|Citing Patent||Filing date||Publication date||Applicant||Title|
|US4647093 *||Nov 27, 1984||Mar 3, 1987||Palsson Johannes Saemundur||Safety latch assembly|
|US4676370 *||Sep 13, 1985||Jun 30, 1987||Eastman Kodak Company||Locking mechanism for a reel storage container|
|US5147053 *||Sep 30, 1991||Sep 15, 1992||Daredi Products Close Corporation||Container with child proof closure|
|US5310074 *||Jun 25, 1993||May 10, 1994||Berry Plastics Corporation||Canister with lid-release control mechanism|
|US5394999 *||May 6, 1993||Mar 7, 1995||Owens-Illinois Closure Inc.||Child resistant package|
|US5413233 *||Aug 30, 1994||May 9, 1995||The Procter & Gamble Company||Child resistant bottle closure|
|US5462182 *||Jan 27, 1994||Oct 31, 1995||Weatherchem Corporation||Screws-on child resistant consumer-friendly closure|
|US5562218 *||Sep 7, 1995||Oct 8, 1996||The Procter & Gamble Company||Adult friendly child-resistant attachment for containers used to store potentially dangerous materials|
|US5586671 *||Feb 23, 1996||Dec 24, 1996||The Procter & Gamble Company||Child resistant package|
|US5664693 *||May 28, 1996||Sep 9, 1997||Owens-Illinois Closure Inc.||Child resistant package|
|US5711442 *||Feb 29, 1996||Jan 27, 1998||Owens-Illinois Prescription Products Inc.||Child resistant package|
|US5816422 *||Sep 30, 1996||Oct 6, 1998||C.T.X., S.A.||Package with safety lid and seal|
|US5819967 *||Jun 3, 1997||Oct 13, 1998||Pfizer Inc.||Child-resistant, senior friendly container|
|US5899348 *||Dec 2, 1997||May 4, 1999||Owens-Illinois Prescription Products Inc.||Child resistant package|
|US5941402 *||Jun 24, 1997||Aug 24, 1999||Kerr||Child-resistant closure and container apparatus|
|US6039195 *||Dec 11, 1998||Mar 21, 2000||Owens-Brockway Prescription Products Inc.||Child resistant package|
|US6076689 *||Feb 5, 1998||Jun 20, 2000||Kerr Group, Inc.||Child resistant and adult friendly container and closure device|
|US6279766||Aug 10, 1999||Aug 28, 2001||Rexam Medical Packaging Inc.||Safety closure with tamper-resistant locking tab and method and apparatus for making same|
|US6327770||Dec 16, 1999||Dec 11, 2001||Owens-Illinois Prescription Products Inc.||Child resistant package|
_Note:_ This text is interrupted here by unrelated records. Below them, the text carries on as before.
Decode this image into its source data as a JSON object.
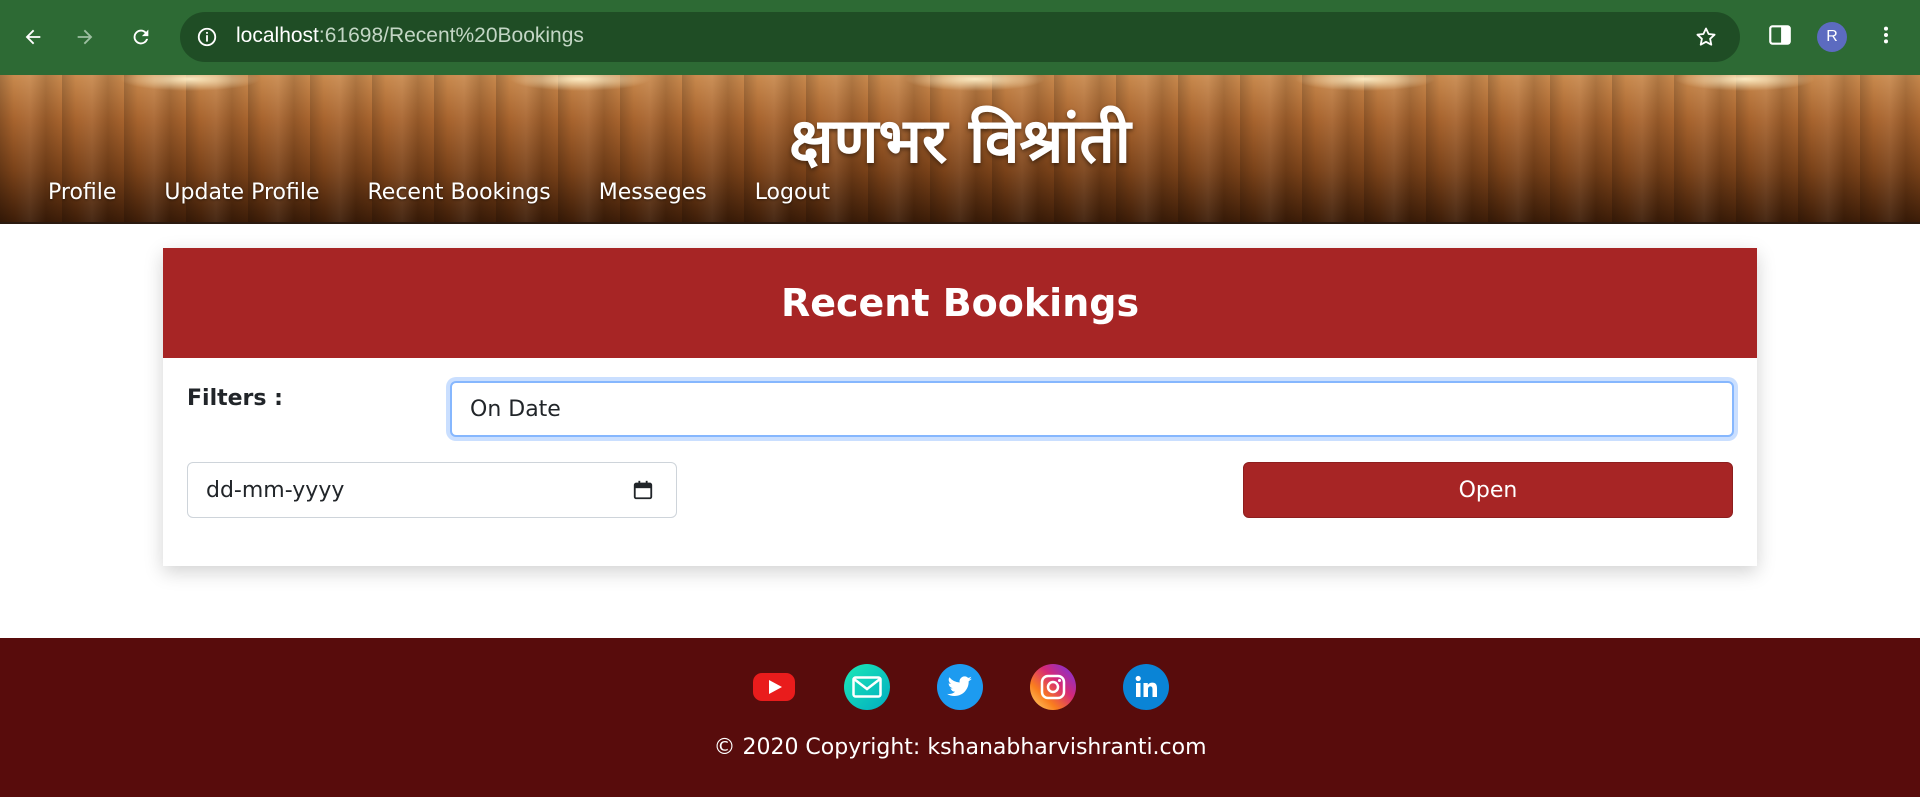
{
  "browser": {
    "url_host": "localhost",
    "url_rest": ":61698/Recent%20Bookings",
    "avatar_letter": "R",
    "icons": [
      "back-icon",
      "forward-icon",
      "reload-icon",
      "info-icon",
      "star-icon",
      "side-panel-icon",
      "more-icon"
    ]
  },
  "header": {
    "brand": "क्षणभर विश्रांती",
    "nav": [
      {
        "label": "Profile"
      },
      {
        "label": "Update Profile"
      },
      {
        "label": "Recent Bookings"
      },
      {
        "label": "Messeges"
      },
      {
        "label": "Logout"
      }
    ]
  },
  "main": {
    "title": "Recent Bookings",
    "filters_label": "Filters :",
    "filter_selected": "On Date",
    "date_placeholder": "dd-mm-yyyy",
    "open_button": "Open"
  },
  "footer": {
    "socials": [
      "youtube-icon",
      "mail-icon",
      "twitter-icon",
      "instagram-icon",
      "linkedin-icon"
    ],
    "copyright": "© 2020 Copyright: kshanabharvishranti.com"
  },
  "colors": {
    "chrome": "#2d6a34",
    "accent": "#a72525",
    "footer": "#580c0c"
  }
}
|US6508373||Oct 20, 2000||Jan 21, 2003||Owens-Illinois Closure Inc.||Child resistant container and closure, package and method of assembly having a locking tab on the container and a cam stop lug on the closure|
|US8727389 *||May 1, 2008||May 20, 2014||Worthington Torch, Llc||Gas appliance|
|US9181000 *||Nov 18, 2010||Nov 10, 2015||Yoshida Industries Co., Ltd.||Container with cap|
|US20040173561 *||Mar 3, 2003||Sep 9, 2004||Wolfe Steven R.||Closure and container package having child-resistant and non-child-resistant modes of operation|
|US20060124501 *||Sep 23, 2005||Jun 15, 2006||Mcneely Kevin||Dosage reminder cap|
|US20070012650 *||Jul 12, 2006||Jan 18, 2007||Eble Raymond C||Container with Improved Crush Resistance|
|US20080274434 *||May 1, 2008||Nov 6, 2008||Burdsall Thomas A||Gas appliance|
|US20120248129 *||Nov 18, 2010||Oct 4, 2012||Yoshida Industries Co., Ltd.||Container with cap|
|EP0846628A1 *||Nov 17, 1997||Jun 10, 1998||Plastipak Packaging Inc.||Container closure locking assembly|
|EP0926077A1||Dec 1, 1998||Jun 30, 1999||Owens-Illinois Prescription Products Inc.||Child resistant screw closure|
|WO1995004686A1 *||Jul 22, 1994||Feb 16, 1995||The Procter & Gamble Company||Child resistant package|
|WO1996006785A1 *||May 3, 1995||Mar 7, 1996||The Procter & Gamble Company||Child resistant bottle closure|
|U.S. Classification||215/216, 215/209|
|International Classification||B65D83/04, B65D50/04|
|Cooperative Classification||B65D50/046, B65D2101/00, B65D83/0454|
|European Classification||B65D83/04C1, B65D50/04F2|